A new robot, PepperPay, just debuted at the TechCrunch Disrupt SF Hackathon. Waiting in long lines at the store or fighting with the self checkout may soon be a thing of the past. Robots and most technologies are built to make our lives easier, removing the small inconveniences like long lines or looking for a specific book. It’s all about instant gratification, right? Despite the convenience, the development of this type of technology has spurred the fear that robots are out to take jobs from regular humans. To that end, this announcement from TechCrunch Disrupt SF Hackathon isn’t necessarily great news for blue-collar workers.

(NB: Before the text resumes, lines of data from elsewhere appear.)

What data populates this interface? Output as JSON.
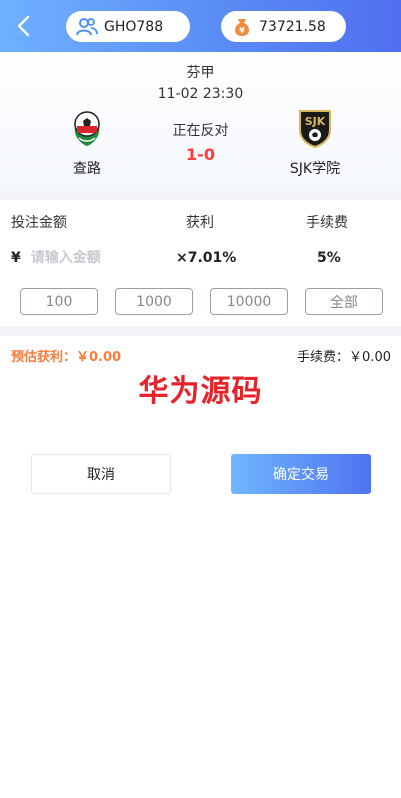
{
  "header": {
    "username": "GHO788",
    "balance": "73721.58"
  },
  "match": {
    "league": "芬甲",
    "time": "11-02 23:30",
    "status": "正在反对",
    "score": "1-0",
    "home_team": "查路",
    "away_team": "SJK学院",
    "away_logo_text": "SJK"
  },
  "bet": {
    "amount_label": "投注金额",
    "profit_label": "获利",
    "fee_label": "手续费",
    "currency": "¥",
    "amount_placeholder": "请输入金额",
    "profit_rate": "×7.01%",
    "fee_rate": "5%",
    "quick_amounts": [
      "100",
      "1000",
      "10000",
      "全部"
    ]
  },
  "summary": {
    "estimate": "预估获利：￥0.00",
    "fee": "手续费：￥0.00"
  },
  "watermark": "华为源码",
  "actions": {
    "cancel": "取消",
    "confirm": "确定交易"
  },
  "colors": {
    "accent": "#5a8cf5",
    "score": "#ff3b3b",
    "estimate": "#ff7a3a",
    "watermark": "#e6232a"
  }
}
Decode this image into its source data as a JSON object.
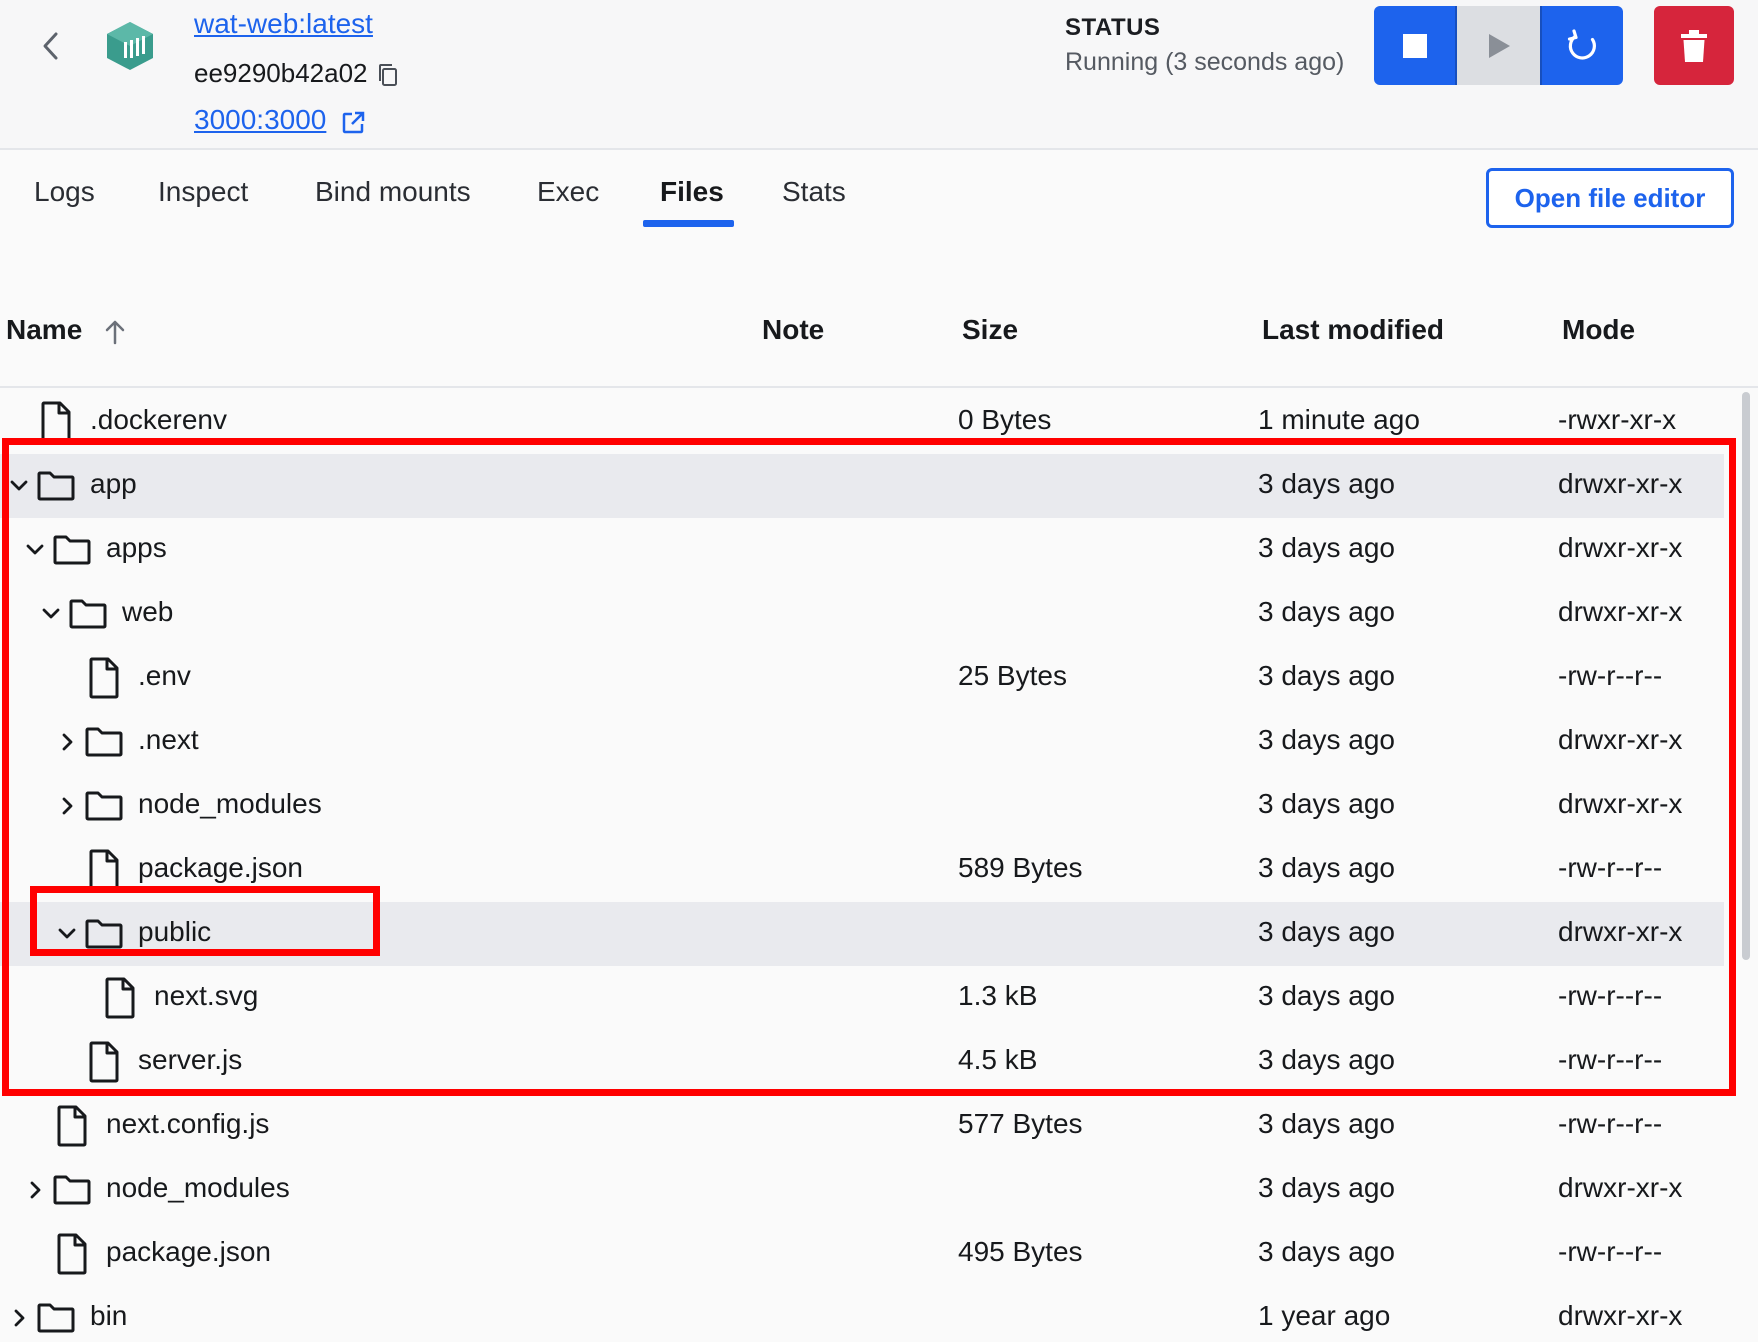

A new robot that uses artificial intelligence (AI) and machine learning just debuted at the competition. The new PepperPay robot, built on the Pepper companion robot, can identify items based on just a picture or a snapshot of them. This allows customers to breeze through checkout, without the fuss often associated with barcode scanners in self-checkout counters. After waiting 30 minutes in line to buy toothpaste at Walgreens, the developers Dave Idell, Adam Chew, and Nisha Garigarn were inspired to create PepperPay. They used IBM Watson’s image recognition technology, and handled the transactions through PayPal. While the current robot is integrated with the Pepper bot, the system could be adapted to a simple iPad. That removes the need to buy an actual robot or specialized hardware. When asked what’s next for PepperPay, the developers has this to say: “We don’t know too much about the retail game, but we imagine a future where something like this changes how we shop. We invite any and all to take a look at our code on github and see where they can take it!”